--- Exercise data Enclosed Below ---

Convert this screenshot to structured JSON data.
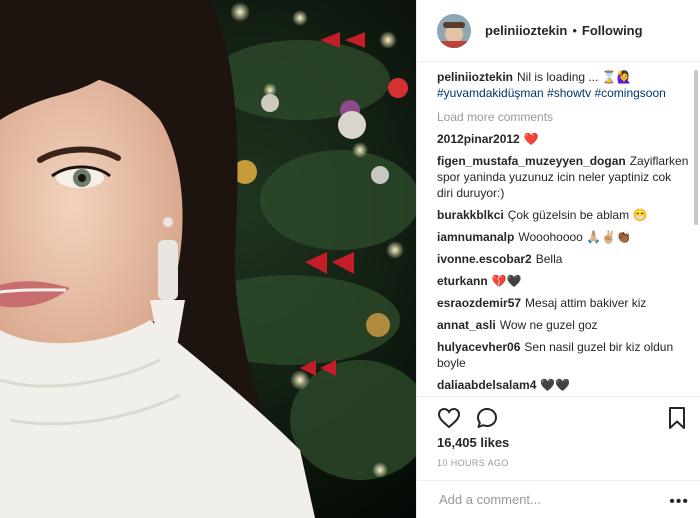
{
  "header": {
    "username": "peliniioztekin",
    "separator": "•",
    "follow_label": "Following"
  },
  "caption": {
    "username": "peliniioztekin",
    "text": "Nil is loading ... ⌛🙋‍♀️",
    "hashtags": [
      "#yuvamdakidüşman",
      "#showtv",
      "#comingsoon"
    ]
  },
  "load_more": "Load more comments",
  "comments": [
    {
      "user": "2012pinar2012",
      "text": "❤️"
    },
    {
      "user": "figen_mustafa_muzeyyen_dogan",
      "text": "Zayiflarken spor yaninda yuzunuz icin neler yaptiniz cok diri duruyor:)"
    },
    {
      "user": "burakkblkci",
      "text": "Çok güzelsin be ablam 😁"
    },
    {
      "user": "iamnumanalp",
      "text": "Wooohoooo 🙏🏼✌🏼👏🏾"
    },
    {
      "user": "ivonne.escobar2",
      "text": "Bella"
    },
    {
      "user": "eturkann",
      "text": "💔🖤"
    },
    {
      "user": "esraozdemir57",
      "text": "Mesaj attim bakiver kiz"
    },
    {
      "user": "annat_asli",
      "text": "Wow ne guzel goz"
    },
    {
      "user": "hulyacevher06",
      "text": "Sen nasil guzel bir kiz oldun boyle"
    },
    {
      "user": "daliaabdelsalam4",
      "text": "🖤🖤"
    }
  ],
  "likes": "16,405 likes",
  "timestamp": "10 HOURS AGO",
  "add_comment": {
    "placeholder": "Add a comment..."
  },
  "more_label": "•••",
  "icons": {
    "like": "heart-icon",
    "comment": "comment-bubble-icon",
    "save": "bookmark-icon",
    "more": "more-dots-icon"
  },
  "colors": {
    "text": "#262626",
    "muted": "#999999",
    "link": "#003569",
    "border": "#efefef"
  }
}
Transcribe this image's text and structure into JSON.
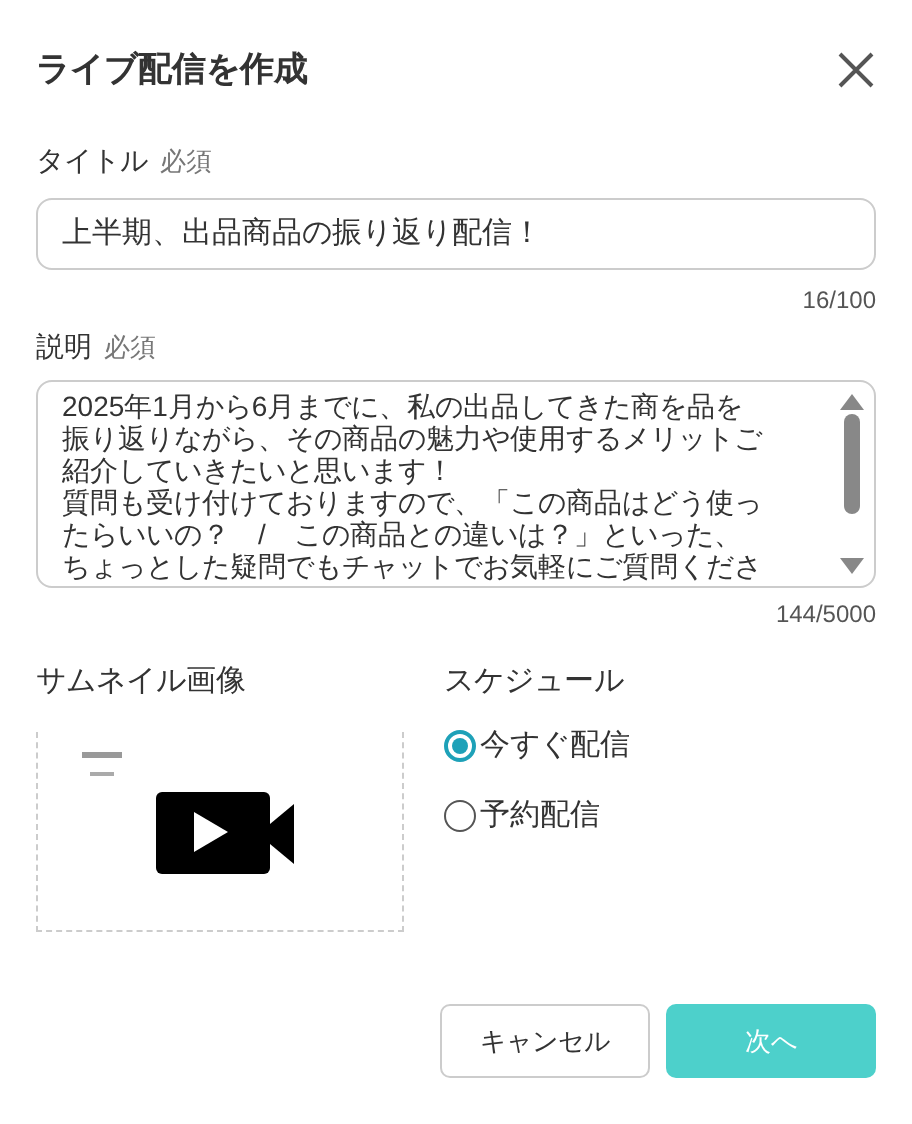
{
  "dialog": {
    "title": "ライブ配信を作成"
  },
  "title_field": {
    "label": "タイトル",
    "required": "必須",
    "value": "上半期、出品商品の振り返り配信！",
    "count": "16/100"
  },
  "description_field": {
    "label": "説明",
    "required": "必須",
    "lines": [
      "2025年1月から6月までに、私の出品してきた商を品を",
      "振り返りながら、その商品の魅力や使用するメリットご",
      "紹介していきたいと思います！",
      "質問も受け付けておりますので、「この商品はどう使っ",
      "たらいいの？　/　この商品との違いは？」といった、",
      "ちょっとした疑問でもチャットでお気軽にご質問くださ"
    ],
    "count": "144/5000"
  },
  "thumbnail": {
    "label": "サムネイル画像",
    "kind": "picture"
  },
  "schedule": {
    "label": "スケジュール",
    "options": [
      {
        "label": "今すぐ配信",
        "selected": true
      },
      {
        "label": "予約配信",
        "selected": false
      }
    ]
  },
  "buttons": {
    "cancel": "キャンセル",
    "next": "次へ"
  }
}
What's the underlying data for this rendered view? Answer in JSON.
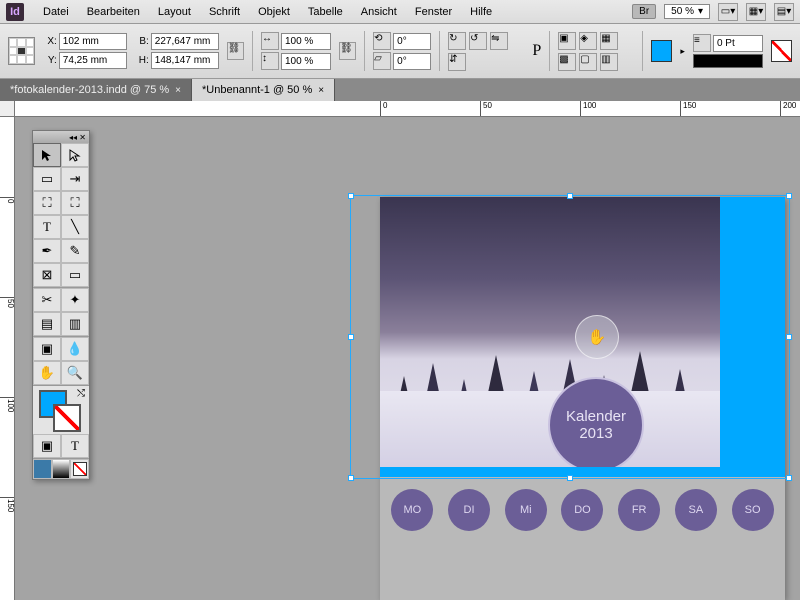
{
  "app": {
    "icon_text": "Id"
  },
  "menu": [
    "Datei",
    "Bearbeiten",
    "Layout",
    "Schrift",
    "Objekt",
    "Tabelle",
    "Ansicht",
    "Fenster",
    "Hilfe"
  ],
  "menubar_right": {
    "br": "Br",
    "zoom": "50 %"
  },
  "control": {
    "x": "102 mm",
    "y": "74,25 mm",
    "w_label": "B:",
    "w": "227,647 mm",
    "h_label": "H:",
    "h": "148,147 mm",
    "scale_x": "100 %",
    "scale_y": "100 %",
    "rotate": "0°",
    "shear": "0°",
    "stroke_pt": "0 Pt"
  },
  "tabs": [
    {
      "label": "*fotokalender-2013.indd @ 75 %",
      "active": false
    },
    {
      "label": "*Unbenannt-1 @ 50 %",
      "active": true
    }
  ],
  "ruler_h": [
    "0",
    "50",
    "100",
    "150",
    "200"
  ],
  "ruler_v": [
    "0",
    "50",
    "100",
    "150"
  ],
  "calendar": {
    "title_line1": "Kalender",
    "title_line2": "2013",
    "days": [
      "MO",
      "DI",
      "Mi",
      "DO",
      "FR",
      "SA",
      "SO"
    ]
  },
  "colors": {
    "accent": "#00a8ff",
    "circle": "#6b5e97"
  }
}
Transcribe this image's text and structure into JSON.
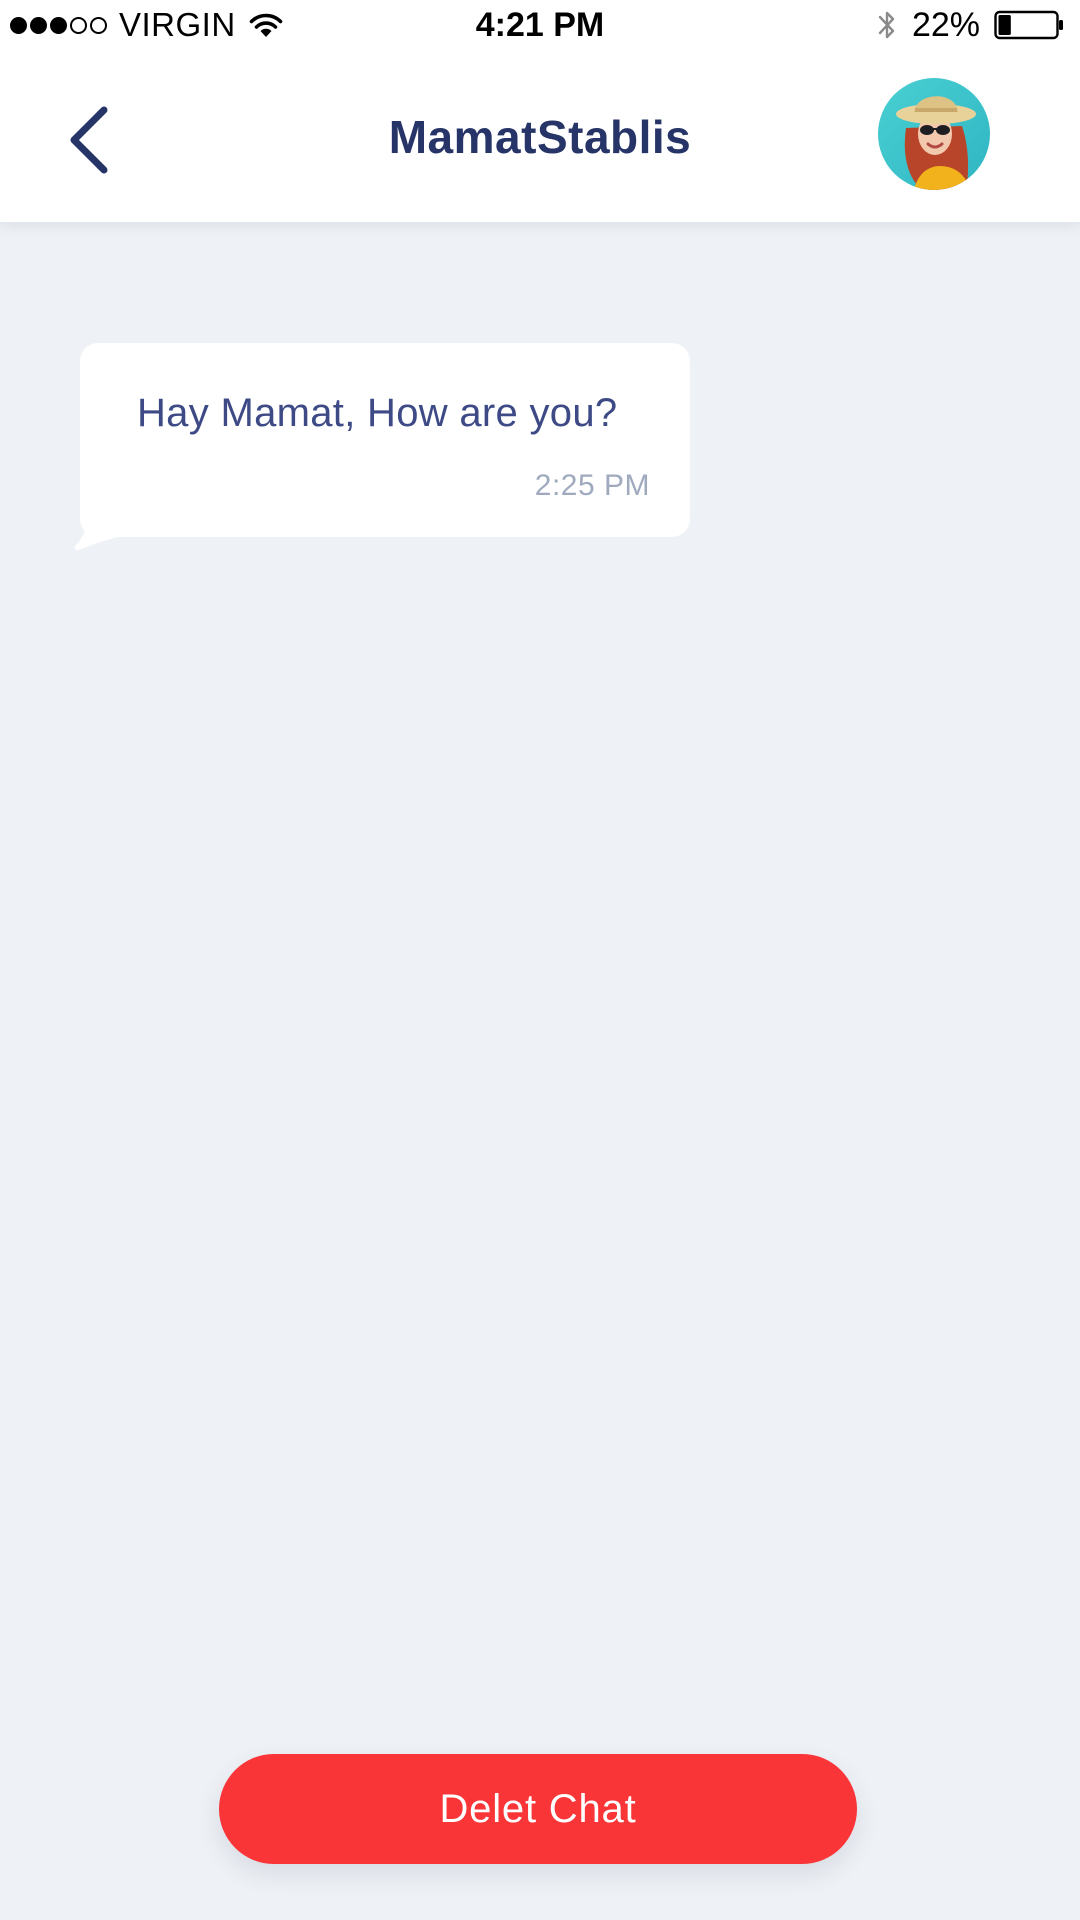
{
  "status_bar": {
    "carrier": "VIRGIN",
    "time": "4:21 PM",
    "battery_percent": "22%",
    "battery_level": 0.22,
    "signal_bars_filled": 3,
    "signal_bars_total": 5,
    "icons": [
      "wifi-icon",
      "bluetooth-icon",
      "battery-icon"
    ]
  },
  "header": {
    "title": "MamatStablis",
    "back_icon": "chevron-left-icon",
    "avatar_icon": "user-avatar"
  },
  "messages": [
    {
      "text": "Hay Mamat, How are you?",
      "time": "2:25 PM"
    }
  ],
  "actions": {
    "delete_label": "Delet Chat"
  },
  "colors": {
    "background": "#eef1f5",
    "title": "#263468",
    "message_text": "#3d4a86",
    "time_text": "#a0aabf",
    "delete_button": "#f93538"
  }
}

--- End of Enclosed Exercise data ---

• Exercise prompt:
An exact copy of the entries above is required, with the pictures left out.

• Result:
Convert this screenshot to structured JSON data.
{
  "header": {
    "username": "peliniioztekin",
    "separator": "•",
    "follow_label": "Following"
  },
  "caption": {
    "username": "peliniioztekin",
    "text": "Nil is loading ... ⌛🙋‍♀️",
    "hashtags": [
      "#yuvamdakidüşman",
      "#showtv",
      "#comingsoon"
    ]
  },
  "load_more": "Load more comments",
  "comments": [
    {
      "user": "2012pinar2012",
      "text": "❤️"
    },
    {
      "user": "figen_mustafa_muzeyyen_dogan",
      "text": "Zayiflarken spor yaninda yuzunuz icin neler yaptiniz cok diri duruyor:)"
    },
    {
      "user": "burakkblkci",
      "text": "Çok güzelsin be ablam 😁"
    },
    {
      "user": "iamnumanalp",
      "text": "Wooohoooo 🙏🏼✌🏼👏🏾"
    },
    {
      "user": "ivonne.escobar2",
      "text": "Bella"
    },
    {
      "user": "eturkann",
      "text": "💔🖤"
    },
    {
      "user": "esraozdemir57",
      "text": "Mesaj attim bakiver kiz"
    },
    {
      "user": "annat_asli",
      "text": "Wow ne guzel goz"
    },
    {
      "user": "hulyacevher06",
      "text": "Sen nasil guzel bir kiz oldun boyle"
    },
    {
      "user": "daliaabdelsalam4",
      "text": "🖤🖤"
    }
  ],
  "likes": "16,405 likes",
  "timestamp": "10 HOURS AGO",
  "add_comment": {
    "placeholder": "Add a comment..."
  },
  "more_label": "•••",
  "icons": {
    "like": "heart-icon",
    "comment": "comment-bubble-icon",
    "save": "bookmark-icon",
    "more": "more-dots-icon"
  },
  "colors": {
    "text": "#262626",
    "muted": "#999999",
    "link": "#003569",
    "border": "#efefef"
  }
}
Transcribe this image's text and structure into JSON.
{
  "dialog": {
    "title": "ライブ配信を作成"
  },
  "title_field": {
    "label": "タイトル",
    "required": "必須",
    "value": "上半期、出品商品の振り返り配信！",
    "count": "16/100"
  },
  "description_field": {
    "label": "説明",
    "required": "必須",
    "lines": [
      "2025年1月から6月までに、私の出品してきた商を品を",
      "振り返りながら、その商品の魅力や使用するメリットご",
      "紹介していきたいと思います！",
      "質問も受け付けておりますので、「この商品はどう使っ",
      "たらいいの？　/　この商品との違いは？」といった、",
      "ちょっとした疑問でもチャットでお気軽にご質問くださ"
    ],
    "count": "144/5000"
  },
  "thumbnail": {
    "label": "サムネイル画像",
    "kind": "picture"
  },
  "schedule": {
    "label": "スケジュール",
    "options": [
      {
        "label": "今すぐ配信",
        "selected": true
      },
      {
        "label": "予約配信",
        "selected": false
      }
    ]
  },
  "buttons": {
    "cancel": "キャンセル",
    "next": "次へ"
  }
}
What's the underlying data for this rendered view? Answer in JSON.
{
  "app": {
    "icon_text": "Id"
  },
  "menu": [
    "Datei",
    "Bearbeiten",
    "Layout",
    "Schrift",
    "Objekt",
    "Tabelle",
    "Ansicht",
    "Fenster",
    "Hilfe"
  ],
  "menubar_right": {
    "br": "Br",
    "zoom": "50 %"
  },
  "control": {
    "x": "102 mm",
    "y": "74,25 mm",
    "w_label": "B:",
    "w": "227,647 mm",
    "h_label": "H:",
    "h": "148,147 mm",
    "scale_x": "100 %",
    "scale_y": "100 %",
    "rotate": "0°",
    "shear": "0°",
    "stroke_pt": "0 Pt"
  },
  "tabs": [
    {
      "label": "*fotokalender-2013.indd @ 75 %",
      "active": false
    },
    {
      "label": "*Unbenannt-1 @ 50 %",
      "active": true
    }
  ],
  "ruler_h": [
    "0",
    "50",
    "100",
    "150",
    "200"
  ],
  "ruler_v": [
    "0",
    "50",
    "100",
    "150"
  ],
  "calendar": {
    "title_line1": "Kalender",
    "title_line2": "2013",
    "days": [
      "MO",
      "DI",
      "Mi",
      "DO",
      "FR",
      "SA",
      "SO"
    ]
  },
  "colors": {
    "accent": "#00a8ff",
    "circle": "#6b5e97"
  }
}
Transcribe this image's text and structure into JSON.
{
  "status_bar": {
    "carrier": "VIRGIN",
    "time": "4:21 PM",
    "battery_percent": "22%",
    "battery_level": 0.22,
    "signal_bars_filled": 3,
    "signal_bars_total": 5,
    "icons": [
      "wifi-icon",
      "bluetooth-icon",
      "battery-icon"
    ]
  },
  "header": {
    "title": "MamatStablis",
    "back_icon": "chevron-left-icon",
    "avatar_icon": "user-avatar"
  },
  "messages": [
    {
      "text": "Hay Mamat, How are you?",
      "time": "2:25 PM"
    }
  ],
  "actions": {
    "delete_label": "Delet Chat"
  },
  "colors": {
    "background": "#eef1f5",
    "title": "#263468",
    "message_text": "#3d4a86",
    "time_text": "#a0aabf",
    "delete_button": "#f93538"
  }
}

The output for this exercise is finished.